In a single election, all the Republican predictions of a generation of hegemony had been swept away. Just two years ago, Democrats doubted that they would take back the Congress before the end of the decade. Just six months ago, Democrats doubted that they would be able to take back the Congress in 2006. The reasons for this titanic shift are as clear to the pollsters as they are to the Democratic leaders on the stage. "What we are doing in Iraq isn't working and we definitely need to change course," explained Emanuel.
"We can do better in Iraq, where we will make 2007 a year of transition," announced Schumer.
The war had broken open the political structure. Now Pelosi, a mother of five, who represents San Francisco's Chinatown and Fisherman's Wharf, one of the nation's most liberal districts, is set to be the first female speaker of the House, and to take the third place in succession to George W. Bush, just two heartbeats away from the White House.
It will be left until tomorrow for the Democrats to join the debate over what Pelosi's leadership will mean, although cable news pundits had plenty to say Tuesday night. Republicans have been warning that a Speaker Pelosi would reward liberals and punish moderates -- Rep. Alcee Hastings ousting Jane Harman as House Intelligence Committee chair is a favorite scenario -- even though Pelosi said before the election that seniority would guide her leadership choices if she became speaker.
But Democrats were too busy enjoying the moment to publicly ponder any future strife. At one point, Terry McAuliffe, the former chairman of the Democratic Party, stepped out of the ballroom at the Capitol Hill Hyatt, where he had been swigging on an imported beer. "The biggest news tonight for '08 is that we won the governor of Ohio," he told a scrum of reporters in the press filing room. "I've always said we can't win the presidency without Ohio." With Ted Strickland as governor, McAuliffe continued, future Democratic presidential candidates will have a fundraiser and spokesman to mobilize voters, something that the party sorely lacked in 2004.
"The Bush presidency is over," McAuliffe said, wearing an American flag tie, his beer no longer in sight. "They gave us the keys to the car, reluctantly. Now we have got to deliver. If we do that, it helps for '08."
After Pelosi had finished speaking, confetti guns fired red, white and blue paper into the air. Emanuel brought out his children, and the Democratic leaders joined hands, raising them in victory. The ballroom disc jockey played U2's "Beautiful Day," an uplifting song about winning love.

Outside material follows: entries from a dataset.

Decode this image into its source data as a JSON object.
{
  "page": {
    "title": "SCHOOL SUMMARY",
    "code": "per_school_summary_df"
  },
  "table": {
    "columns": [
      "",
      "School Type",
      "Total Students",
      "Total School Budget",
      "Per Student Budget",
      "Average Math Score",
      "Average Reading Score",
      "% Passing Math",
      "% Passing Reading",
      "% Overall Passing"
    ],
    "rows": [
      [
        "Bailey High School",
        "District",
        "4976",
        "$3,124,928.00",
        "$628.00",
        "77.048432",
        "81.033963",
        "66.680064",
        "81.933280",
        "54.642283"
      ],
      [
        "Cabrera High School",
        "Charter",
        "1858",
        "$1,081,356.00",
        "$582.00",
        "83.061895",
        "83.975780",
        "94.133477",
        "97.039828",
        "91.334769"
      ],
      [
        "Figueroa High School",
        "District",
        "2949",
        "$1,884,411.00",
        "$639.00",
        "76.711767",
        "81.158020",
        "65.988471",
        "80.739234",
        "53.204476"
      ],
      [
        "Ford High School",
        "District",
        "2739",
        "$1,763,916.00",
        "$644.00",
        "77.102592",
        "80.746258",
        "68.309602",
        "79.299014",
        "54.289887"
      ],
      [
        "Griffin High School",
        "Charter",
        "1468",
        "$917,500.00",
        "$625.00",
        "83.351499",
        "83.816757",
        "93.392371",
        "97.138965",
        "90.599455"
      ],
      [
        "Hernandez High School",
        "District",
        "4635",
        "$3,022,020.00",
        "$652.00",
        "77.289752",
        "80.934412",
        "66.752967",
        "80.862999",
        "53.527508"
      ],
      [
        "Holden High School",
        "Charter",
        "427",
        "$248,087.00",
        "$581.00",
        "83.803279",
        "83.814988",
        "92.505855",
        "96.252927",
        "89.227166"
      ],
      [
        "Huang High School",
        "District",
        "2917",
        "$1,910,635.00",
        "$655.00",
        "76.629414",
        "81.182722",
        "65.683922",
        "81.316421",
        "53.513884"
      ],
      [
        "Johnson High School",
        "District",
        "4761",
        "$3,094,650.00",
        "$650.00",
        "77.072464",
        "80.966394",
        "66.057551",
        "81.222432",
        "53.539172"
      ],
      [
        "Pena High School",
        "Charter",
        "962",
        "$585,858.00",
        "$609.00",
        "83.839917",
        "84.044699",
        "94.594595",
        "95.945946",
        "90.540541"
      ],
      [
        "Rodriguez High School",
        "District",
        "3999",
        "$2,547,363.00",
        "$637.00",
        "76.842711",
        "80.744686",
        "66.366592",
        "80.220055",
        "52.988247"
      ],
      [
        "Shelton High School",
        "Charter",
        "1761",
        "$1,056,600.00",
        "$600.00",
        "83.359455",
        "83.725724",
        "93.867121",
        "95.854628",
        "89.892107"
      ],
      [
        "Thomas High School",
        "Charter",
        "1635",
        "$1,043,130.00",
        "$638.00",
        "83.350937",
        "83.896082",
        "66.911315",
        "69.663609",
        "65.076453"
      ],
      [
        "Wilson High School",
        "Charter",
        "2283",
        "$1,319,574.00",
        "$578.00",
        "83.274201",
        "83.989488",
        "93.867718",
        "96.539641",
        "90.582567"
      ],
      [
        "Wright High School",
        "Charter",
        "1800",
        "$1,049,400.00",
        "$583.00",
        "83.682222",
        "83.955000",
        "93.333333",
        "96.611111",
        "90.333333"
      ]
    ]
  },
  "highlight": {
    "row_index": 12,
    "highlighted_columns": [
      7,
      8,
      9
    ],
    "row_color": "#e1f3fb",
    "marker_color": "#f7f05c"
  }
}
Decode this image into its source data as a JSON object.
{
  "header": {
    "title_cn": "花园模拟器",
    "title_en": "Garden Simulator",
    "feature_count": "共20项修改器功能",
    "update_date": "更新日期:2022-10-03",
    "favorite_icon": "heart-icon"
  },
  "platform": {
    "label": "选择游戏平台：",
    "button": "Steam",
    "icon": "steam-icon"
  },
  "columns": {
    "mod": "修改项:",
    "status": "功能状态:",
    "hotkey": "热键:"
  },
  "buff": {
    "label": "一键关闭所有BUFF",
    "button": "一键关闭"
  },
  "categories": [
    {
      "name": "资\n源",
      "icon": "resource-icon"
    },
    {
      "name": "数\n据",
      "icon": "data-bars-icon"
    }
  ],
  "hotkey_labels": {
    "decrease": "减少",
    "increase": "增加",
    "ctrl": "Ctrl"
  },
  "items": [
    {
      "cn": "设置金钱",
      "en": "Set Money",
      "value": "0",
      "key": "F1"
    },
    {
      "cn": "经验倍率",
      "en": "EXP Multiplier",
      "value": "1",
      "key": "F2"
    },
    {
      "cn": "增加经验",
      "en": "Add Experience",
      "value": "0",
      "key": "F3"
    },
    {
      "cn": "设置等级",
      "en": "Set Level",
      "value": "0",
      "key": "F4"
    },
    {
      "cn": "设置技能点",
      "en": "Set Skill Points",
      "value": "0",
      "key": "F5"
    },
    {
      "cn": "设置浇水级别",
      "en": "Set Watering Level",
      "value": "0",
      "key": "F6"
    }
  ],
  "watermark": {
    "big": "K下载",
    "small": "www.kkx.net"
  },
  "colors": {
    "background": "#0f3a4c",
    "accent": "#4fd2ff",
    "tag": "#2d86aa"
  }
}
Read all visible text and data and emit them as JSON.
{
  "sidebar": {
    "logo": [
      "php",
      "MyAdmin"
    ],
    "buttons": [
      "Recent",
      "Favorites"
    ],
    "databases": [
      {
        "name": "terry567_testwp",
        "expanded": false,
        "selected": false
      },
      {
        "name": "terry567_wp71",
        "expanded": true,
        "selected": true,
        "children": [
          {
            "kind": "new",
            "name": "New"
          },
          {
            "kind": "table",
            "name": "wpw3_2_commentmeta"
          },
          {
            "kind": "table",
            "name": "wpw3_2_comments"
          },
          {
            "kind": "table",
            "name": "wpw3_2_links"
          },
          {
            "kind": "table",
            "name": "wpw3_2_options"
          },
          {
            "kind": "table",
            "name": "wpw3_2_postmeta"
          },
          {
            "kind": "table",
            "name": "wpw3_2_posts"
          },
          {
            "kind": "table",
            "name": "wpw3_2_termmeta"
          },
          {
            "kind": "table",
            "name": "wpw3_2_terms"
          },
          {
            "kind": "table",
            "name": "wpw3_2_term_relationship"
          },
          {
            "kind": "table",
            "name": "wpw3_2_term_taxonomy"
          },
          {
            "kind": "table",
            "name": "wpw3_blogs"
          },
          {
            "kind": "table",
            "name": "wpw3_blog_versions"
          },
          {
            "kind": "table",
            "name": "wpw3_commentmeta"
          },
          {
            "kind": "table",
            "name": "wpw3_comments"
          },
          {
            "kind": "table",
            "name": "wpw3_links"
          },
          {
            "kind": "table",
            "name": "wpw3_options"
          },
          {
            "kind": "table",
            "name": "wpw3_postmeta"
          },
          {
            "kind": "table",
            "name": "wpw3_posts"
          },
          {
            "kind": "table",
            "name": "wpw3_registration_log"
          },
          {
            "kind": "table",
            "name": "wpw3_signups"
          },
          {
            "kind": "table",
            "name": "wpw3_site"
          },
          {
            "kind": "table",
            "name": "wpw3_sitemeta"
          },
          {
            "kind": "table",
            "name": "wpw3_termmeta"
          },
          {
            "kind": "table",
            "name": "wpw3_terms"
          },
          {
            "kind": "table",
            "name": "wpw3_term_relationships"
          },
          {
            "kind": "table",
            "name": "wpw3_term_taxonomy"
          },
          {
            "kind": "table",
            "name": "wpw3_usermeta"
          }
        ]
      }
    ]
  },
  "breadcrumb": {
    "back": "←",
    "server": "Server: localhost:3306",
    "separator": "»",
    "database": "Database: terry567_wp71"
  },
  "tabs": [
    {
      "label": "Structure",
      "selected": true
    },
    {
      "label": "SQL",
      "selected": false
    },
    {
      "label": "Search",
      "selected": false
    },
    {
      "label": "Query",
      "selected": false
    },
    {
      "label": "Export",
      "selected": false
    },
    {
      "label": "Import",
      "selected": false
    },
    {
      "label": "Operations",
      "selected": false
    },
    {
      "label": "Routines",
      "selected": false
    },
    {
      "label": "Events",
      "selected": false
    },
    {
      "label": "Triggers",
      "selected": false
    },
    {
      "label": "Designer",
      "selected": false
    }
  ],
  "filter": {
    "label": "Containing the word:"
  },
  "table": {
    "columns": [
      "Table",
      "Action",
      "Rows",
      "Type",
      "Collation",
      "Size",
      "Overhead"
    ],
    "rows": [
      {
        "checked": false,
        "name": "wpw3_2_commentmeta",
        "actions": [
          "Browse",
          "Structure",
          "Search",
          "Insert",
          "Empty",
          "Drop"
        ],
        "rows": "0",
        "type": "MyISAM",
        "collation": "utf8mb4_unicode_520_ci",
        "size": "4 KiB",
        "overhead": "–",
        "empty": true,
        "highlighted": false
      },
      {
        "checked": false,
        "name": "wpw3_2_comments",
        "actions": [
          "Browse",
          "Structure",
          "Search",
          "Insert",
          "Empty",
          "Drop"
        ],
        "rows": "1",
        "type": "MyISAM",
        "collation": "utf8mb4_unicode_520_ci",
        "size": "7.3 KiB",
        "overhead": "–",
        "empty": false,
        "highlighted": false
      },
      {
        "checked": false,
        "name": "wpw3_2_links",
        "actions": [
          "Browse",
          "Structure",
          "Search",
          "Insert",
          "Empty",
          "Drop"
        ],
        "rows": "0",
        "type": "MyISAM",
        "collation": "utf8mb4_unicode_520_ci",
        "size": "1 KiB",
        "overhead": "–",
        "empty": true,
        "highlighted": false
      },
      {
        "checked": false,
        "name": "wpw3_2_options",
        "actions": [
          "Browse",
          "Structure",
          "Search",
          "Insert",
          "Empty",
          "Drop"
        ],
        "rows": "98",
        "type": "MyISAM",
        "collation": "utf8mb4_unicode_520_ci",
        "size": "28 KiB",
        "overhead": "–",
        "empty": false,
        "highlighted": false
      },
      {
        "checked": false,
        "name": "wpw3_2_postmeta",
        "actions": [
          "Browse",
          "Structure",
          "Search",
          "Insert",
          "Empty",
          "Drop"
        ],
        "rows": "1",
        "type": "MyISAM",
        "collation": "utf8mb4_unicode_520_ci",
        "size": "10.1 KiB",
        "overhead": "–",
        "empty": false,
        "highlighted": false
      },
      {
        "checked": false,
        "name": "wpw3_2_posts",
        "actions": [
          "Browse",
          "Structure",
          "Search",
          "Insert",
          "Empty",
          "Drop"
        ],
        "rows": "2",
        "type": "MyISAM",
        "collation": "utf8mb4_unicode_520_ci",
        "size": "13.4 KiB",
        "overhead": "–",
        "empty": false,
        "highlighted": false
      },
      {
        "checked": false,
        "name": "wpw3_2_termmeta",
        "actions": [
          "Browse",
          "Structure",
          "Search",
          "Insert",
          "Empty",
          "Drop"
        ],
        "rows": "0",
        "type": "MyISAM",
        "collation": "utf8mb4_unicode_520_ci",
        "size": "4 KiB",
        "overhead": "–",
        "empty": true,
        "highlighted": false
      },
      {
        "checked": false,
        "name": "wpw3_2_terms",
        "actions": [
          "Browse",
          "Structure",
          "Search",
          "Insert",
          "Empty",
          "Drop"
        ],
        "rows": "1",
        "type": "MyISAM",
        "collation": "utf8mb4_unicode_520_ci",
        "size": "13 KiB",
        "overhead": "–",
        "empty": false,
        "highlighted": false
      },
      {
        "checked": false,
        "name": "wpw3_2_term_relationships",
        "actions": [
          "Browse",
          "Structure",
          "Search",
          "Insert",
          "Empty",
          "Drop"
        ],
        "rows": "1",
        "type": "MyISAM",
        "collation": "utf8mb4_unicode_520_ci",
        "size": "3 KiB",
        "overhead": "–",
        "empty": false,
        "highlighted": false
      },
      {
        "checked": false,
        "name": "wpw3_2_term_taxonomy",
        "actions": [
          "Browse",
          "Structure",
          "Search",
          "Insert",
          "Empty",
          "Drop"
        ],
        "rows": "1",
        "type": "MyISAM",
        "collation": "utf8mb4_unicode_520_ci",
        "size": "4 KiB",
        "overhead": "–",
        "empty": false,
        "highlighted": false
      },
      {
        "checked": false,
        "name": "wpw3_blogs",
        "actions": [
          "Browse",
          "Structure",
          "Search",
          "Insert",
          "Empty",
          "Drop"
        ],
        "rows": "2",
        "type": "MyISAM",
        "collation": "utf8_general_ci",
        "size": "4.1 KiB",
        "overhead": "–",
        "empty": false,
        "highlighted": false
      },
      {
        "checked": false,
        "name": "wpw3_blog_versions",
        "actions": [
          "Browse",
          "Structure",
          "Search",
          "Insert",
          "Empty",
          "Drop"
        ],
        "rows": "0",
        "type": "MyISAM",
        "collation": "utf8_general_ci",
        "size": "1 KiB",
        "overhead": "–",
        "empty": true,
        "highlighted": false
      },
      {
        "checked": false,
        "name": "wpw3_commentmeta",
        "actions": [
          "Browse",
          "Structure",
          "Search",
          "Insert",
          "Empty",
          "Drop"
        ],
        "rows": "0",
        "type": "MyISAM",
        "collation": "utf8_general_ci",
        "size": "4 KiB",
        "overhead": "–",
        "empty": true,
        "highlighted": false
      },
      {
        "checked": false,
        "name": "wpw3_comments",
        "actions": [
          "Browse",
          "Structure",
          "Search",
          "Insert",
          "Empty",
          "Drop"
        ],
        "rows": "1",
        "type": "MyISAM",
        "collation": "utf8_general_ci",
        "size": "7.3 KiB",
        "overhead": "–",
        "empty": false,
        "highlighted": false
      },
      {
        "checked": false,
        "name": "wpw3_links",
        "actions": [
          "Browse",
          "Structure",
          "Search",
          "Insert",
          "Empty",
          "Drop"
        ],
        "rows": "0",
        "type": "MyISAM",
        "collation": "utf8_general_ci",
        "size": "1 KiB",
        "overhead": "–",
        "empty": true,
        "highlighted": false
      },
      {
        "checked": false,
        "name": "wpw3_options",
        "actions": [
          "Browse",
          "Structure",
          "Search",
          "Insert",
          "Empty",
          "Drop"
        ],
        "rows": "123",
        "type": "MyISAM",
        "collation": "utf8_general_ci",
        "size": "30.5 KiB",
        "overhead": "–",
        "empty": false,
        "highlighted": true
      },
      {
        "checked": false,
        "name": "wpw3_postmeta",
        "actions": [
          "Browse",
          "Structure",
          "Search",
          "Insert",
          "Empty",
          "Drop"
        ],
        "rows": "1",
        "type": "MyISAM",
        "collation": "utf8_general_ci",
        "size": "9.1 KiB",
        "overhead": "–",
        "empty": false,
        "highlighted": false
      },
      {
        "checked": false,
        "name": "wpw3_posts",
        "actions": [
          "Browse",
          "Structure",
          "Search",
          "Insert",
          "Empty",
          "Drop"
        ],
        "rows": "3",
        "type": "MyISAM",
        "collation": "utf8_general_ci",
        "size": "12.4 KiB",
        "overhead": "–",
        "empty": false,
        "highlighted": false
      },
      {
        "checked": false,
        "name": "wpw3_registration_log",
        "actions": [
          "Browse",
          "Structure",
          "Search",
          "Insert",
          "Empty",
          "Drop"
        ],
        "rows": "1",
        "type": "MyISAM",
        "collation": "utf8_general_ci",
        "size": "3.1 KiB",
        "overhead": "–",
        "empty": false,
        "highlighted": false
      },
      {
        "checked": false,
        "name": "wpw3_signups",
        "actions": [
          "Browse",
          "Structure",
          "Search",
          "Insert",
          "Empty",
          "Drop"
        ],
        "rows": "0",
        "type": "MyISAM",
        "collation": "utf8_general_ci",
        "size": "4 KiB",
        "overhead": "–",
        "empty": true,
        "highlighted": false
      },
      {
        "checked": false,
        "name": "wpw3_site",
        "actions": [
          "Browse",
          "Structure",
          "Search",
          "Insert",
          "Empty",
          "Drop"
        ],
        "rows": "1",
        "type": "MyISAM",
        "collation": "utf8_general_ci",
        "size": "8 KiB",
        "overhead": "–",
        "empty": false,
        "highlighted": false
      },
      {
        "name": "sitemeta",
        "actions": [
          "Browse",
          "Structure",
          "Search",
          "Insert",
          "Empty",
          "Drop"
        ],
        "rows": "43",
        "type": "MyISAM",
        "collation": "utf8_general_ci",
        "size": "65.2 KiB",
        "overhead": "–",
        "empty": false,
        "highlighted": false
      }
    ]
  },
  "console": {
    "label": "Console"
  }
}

"I know I'm not a hopeless case," U2's front man, Bono, sings on the track. For the first time in six years, Democrats in Washington could sing along those words, without any doubt that they were right on target.